Stats: 2.7 points, 1.1 rebounds, 0.5 assists, and 0.1 steals in 8.7 minutes per game on 40/47.6/0 shooting splits.

The Lowdown: Jordan Hamilton was an exciting add for Clippers fans because he was a late-season signing of a young player with potential rather than a mid-30s vet with one foot out of the league. Hamilton didn’t end up sticking around with the Clippers or in the NBA (though it’s a bit unclear why – his stats were solid enough), but he wasn’t all that bad in the handful of games he did play for the Clips. He notably had a game where he contributed to an actual win on the road in Minnesota, and showed flashes of real scoring ability in his brief appearances. He didn’t have much of an impact, but for the type of signing he was, he wasn’t bad.

75. Jeff Ayres

Seasons Played: 1 (2015 – 2016)

Games Played: 17

Stats: 1.8 points, 1.3 rebounds, 0.3 assists, and 0.2 blocks in 6.3 minutes per game on 52.2/0/100 shooting splits.

The Lowdown: After a couple season of being a role player on extremely good Spurs teams (including the 2014 squad, widely regarded as one of the greatest ever), one would think there might have been a market for Ayres. However, there wasn’t, as the Clippers picked him up on a 10 day contract before signing him for the rest of the season. Ayres didn’t play much, but in his 100+ plus minutes he was a perfectly serviceable backup center who could rebound, dunk, and play a bit of defense.

Well, these forgettable role players seem like a pretty good place to stop for right now. In the rankings, we have finally hit a point where players’ contributions start to become positive (however slightly) over negative. In 2020, Clippers basketball is back, which means offseason content like this series gets pushed to the backburner. Have no fear! This series will return after the playoffs (hopefully in late October), at which point we will finally start diving into some beloved Clippers.

4 Comments

  • Lucas Hann Lucas Hann says:

    Wow, what a brutal collection.
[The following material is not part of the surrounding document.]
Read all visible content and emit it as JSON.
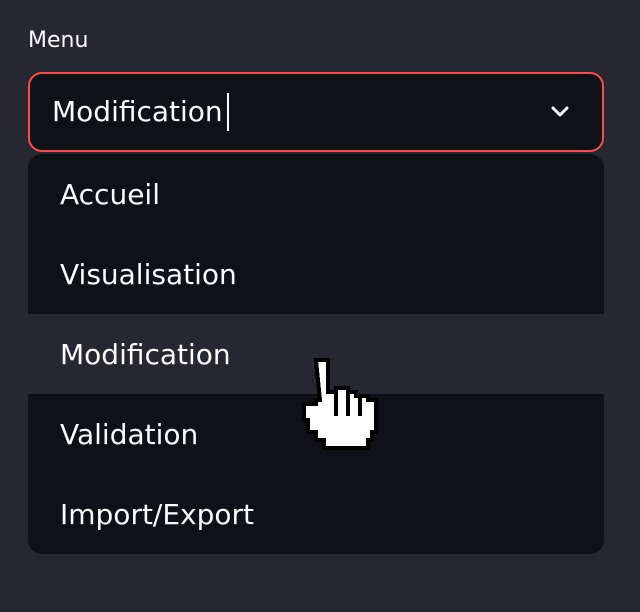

I was going to say that Skinner probably deserves to top this list based off of memory, but looking at the stats his 2009 season was really where he made his (modest) contributions, and he did next to nothing in 2010.

    • Robert Flom Robert Flom says:

      Yeah I’d assume Clips fans would have the fondest memories of him of these guys (a low bar), but he was basically non-existent in the 2010 season.

  • davidanagy davidanagy says:

    As someone who only started watching the NBA last season, I’ve sincerely appreciated this series teaching me more about the dark underbelly of Clippers history.